In adolescents, a slipped capital femoral epiphysis may manifest as a painful hip, thigh, or knee. Most patients are afebrile and the onset of pain may be preceded by minor trauma.

Legg-Calve-Perthes disease, which is most common in boys, afflicts children aged 4-8 years. In contrast to SA, the pain is subacute, with a more indolent onset, and these children do not have fever.

One study demonstrated that children with SA were less likely to have knee involvement, a history of a tick bite, or a fever than were children with Lyme disease. [2] Additionally, median values of inflammatory markers were higher among those with SA; however, a large overlap was noted between the groups.

Aside from gonococcal arthritis or SA in the neonate, polyarthritis is not typically caused by bacteria in the joints. The differential for polyarthritis in children is broad and includes Lyme disease, acute rheumatic fever, serum sickness, Kawasaki disease, systemic lupus erythematosus, and Henoch-Schönlein purpura.

In a 2014 report from New Zealand, Mistry concluded that serological inflammatory markers and white cell count (WCC) on presentation differ significantly between children with acute rheumatic fever (ARF) and septic arthritis. Children with ARF displayed significantly higher erythrocyte sedimentation rate (ESR), higher serum C-reactive protein, and lower serum WCC than children with septic arthritis on presentation to hospital. [14]
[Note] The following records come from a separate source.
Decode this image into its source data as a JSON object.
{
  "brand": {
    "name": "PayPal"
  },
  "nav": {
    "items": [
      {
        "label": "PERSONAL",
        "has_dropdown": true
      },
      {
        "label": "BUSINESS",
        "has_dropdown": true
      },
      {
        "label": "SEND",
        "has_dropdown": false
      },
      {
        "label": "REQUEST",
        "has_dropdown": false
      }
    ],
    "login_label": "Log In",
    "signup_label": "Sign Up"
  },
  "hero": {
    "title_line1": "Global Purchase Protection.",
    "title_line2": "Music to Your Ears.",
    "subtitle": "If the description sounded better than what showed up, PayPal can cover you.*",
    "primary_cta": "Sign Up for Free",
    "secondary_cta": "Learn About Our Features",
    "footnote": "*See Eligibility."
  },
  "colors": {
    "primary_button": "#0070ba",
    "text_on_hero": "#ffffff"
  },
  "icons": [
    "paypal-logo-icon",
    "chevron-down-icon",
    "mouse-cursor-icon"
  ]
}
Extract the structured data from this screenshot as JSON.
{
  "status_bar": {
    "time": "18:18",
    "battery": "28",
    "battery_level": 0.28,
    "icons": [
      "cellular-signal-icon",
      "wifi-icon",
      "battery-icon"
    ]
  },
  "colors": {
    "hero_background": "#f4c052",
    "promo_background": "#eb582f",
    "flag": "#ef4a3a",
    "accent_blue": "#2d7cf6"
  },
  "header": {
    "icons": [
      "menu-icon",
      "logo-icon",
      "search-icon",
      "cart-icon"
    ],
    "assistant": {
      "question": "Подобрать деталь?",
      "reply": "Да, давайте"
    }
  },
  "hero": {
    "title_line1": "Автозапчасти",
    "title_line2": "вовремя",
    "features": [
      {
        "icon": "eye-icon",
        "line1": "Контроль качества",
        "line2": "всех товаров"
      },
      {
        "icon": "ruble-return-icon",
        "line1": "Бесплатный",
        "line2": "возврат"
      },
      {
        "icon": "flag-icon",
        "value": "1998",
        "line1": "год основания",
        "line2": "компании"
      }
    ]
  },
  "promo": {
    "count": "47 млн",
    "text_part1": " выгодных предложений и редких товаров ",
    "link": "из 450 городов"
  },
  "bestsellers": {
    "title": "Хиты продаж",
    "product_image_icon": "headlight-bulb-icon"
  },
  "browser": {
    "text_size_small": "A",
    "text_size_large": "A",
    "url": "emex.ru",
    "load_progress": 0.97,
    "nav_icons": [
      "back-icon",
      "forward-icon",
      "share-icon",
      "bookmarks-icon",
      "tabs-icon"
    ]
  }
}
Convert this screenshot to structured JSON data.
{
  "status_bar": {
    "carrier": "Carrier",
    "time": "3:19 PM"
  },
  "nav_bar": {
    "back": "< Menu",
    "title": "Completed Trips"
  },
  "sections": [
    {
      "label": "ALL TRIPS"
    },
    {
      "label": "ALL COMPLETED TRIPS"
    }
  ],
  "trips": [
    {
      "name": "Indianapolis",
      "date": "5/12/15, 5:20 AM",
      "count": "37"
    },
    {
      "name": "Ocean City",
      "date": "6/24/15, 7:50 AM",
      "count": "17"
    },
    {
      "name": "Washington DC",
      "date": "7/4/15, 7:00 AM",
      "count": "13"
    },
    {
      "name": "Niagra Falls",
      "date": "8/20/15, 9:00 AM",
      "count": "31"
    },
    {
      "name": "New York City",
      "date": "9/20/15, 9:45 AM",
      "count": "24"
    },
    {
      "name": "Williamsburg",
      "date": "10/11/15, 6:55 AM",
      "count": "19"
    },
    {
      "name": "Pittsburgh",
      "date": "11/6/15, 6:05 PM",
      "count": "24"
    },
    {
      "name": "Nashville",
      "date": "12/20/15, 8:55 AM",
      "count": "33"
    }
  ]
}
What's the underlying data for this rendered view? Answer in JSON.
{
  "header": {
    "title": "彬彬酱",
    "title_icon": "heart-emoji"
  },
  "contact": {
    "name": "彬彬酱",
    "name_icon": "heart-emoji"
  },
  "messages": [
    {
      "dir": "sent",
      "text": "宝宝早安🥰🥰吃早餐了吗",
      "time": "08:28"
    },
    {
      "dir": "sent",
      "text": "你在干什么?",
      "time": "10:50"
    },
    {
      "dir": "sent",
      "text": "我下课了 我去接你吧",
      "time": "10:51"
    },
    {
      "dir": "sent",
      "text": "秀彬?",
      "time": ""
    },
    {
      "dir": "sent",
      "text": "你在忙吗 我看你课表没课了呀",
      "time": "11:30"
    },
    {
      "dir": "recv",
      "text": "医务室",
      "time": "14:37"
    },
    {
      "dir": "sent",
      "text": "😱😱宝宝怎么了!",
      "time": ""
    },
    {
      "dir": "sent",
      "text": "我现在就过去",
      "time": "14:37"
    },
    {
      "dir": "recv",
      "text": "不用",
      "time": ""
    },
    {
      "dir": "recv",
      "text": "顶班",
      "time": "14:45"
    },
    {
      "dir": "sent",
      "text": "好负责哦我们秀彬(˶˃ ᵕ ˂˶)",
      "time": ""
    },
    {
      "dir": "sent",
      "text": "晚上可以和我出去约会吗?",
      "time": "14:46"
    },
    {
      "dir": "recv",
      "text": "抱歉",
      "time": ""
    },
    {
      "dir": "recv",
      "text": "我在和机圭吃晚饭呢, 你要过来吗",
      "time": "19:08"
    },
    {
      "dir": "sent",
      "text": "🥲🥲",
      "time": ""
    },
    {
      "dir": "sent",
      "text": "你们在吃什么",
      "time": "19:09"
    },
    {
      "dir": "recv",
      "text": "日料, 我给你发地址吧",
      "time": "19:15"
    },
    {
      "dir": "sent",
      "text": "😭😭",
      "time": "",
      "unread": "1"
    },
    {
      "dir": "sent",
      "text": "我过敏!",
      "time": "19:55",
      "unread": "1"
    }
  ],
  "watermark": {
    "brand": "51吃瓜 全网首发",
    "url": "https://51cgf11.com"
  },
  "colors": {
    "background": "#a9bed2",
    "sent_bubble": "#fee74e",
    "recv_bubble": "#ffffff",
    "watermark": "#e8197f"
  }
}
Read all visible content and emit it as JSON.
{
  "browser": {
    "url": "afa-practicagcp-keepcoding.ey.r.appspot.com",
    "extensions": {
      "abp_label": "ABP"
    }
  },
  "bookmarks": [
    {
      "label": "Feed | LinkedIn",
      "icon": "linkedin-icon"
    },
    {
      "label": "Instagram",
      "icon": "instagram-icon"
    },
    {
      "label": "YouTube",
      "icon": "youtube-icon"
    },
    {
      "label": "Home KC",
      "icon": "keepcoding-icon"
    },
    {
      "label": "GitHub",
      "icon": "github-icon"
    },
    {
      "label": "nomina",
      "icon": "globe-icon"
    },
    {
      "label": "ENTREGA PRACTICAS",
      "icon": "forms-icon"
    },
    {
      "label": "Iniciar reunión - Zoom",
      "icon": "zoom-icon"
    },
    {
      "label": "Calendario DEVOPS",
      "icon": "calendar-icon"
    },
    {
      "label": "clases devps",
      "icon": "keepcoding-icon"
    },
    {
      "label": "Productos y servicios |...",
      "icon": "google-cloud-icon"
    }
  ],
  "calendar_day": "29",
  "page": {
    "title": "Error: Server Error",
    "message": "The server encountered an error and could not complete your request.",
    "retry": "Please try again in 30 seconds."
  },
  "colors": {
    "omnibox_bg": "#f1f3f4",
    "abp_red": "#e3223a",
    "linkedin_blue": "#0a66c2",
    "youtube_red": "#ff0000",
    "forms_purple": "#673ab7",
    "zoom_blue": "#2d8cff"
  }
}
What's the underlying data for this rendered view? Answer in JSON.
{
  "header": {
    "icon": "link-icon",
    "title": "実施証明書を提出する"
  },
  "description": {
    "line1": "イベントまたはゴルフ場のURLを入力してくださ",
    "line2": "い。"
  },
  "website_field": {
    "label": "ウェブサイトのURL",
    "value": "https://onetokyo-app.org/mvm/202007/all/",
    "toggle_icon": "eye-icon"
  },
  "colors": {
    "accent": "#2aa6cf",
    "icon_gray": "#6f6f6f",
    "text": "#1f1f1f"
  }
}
A study by Horton et al found that only 35% of cases of C difficile infection-associated reactive arthritis were correctly diagnosed by treating health care professionals and that five affected children (19%) were treated for presumed culture-negative septic hip arthritis despite having prior postantibiotic diarrhea and/or other involved joints. [15]

Differential Diagnoses